CHICAGO — Starting Monday, a Cook County jury will be selected and tasked with determining whether former “Empire” actress Jussie Smollett committed a hate crime in Streeterville nearly three years ago.
The case captured the city when it was first brought to public view. Smollett, the black and gay actor on the Fox series “Empire,” told Chicago police that he was attacked by two masked men in the middle of a frigid night after he left a Subway restaurant.
Smollett said his attackers used homophobic and racist slurs while putting a noose around his neck, with one of the attackers telling him, “This is MAGA country,” referring to former President Donald Trump’s campaign slogan.
Smollett himself became a suspect soon after, and was charged with making a false report. Cook County’s state attorney, Kim Fox, said she had “disqualified” herself from the case “to address issues of impartiality.” Soon after he was charged, the producers of “Empire” said Smollett’s character would be writing from the show.
However, the charges against Smollett were quickly dropped with little explanation in March 2019. The city subsequently filed a federal lawsuit against Smollett, in an effort to recover money spent investigating the initial Smollett attack allegation.
Ultimately, Cook County Judge Michael Tomin appointed Dan Webb — the former US attorney for the Northern District of Illinois — as a special prosecutor tasked with determining whether there was an error by the state attorney general’s office in dropping the charges, and determining whether he should face Smollett criminally. shipment.

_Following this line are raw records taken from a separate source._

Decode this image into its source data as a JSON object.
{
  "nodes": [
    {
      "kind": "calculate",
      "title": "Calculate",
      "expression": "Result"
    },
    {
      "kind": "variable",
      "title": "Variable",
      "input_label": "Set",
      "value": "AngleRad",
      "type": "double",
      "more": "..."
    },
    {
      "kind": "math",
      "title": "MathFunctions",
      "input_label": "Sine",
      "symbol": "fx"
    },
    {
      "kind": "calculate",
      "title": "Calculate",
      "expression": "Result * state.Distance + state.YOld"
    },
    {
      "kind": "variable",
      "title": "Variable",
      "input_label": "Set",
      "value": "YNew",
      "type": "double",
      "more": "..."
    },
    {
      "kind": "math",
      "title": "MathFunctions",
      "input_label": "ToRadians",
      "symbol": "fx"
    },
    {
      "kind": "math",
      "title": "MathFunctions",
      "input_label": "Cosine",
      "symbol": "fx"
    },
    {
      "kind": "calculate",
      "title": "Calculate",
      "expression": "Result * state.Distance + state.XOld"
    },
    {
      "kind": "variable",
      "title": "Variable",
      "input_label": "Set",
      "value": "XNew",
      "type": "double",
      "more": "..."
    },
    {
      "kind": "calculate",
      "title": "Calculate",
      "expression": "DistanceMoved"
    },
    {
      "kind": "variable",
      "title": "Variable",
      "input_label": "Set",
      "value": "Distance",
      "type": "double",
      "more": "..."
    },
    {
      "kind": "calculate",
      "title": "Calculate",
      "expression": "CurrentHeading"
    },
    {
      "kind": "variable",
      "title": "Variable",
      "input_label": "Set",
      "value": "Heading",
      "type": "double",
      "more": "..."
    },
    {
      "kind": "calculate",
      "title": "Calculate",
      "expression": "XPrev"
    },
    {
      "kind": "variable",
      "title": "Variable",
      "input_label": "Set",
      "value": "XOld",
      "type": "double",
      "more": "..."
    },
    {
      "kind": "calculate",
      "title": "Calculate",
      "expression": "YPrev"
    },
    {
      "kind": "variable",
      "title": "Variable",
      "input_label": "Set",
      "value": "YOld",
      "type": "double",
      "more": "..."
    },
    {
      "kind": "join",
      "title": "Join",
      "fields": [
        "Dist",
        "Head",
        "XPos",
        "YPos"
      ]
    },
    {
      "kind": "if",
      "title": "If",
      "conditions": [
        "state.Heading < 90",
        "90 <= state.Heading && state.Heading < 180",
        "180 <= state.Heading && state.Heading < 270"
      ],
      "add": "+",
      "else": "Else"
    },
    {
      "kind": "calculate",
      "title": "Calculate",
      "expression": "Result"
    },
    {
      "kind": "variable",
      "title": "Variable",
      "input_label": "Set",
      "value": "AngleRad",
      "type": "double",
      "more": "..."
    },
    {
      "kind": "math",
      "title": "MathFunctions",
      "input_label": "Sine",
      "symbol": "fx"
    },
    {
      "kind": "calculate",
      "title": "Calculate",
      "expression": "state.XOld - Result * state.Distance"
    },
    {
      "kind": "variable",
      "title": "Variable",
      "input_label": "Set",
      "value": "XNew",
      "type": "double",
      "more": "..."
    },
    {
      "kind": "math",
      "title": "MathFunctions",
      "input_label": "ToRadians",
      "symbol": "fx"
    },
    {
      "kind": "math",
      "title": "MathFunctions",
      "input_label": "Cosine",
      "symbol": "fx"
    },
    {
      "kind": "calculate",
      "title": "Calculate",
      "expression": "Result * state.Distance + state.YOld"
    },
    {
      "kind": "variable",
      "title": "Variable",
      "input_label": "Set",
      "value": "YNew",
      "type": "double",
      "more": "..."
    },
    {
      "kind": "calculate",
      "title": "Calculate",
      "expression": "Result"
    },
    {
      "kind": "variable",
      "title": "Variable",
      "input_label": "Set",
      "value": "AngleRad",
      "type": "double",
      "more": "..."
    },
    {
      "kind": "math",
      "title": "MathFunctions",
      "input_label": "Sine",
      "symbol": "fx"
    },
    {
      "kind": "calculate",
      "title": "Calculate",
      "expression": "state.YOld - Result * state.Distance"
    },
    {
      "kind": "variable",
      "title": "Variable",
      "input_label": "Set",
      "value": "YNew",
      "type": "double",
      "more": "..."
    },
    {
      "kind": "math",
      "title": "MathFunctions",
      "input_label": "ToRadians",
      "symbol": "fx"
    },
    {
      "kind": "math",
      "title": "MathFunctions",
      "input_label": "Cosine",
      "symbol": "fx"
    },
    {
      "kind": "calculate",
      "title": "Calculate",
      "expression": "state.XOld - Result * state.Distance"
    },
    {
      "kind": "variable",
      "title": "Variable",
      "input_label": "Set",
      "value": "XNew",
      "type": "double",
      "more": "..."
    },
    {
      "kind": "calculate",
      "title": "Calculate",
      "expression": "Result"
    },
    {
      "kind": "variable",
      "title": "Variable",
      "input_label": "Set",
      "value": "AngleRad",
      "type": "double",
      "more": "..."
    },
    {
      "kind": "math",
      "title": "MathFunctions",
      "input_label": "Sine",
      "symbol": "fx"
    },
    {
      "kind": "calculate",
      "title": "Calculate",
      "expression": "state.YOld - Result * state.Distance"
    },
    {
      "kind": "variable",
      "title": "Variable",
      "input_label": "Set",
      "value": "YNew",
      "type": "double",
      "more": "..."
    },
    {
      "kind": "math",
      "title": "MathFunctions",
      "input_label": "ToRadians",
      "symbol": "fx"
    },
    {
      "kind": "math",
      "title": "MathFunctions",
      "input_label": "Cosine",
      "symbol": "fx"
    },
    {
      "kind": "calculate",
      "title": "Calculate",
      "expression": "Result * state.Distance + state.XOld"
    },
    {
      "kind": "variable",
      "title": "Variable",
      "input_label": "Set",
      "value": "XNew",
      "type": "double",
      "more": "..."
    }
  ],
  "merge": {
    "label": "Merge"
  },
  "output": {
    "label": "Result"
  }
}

A grand jury returned a six-count indictment against Smollett in February 2020.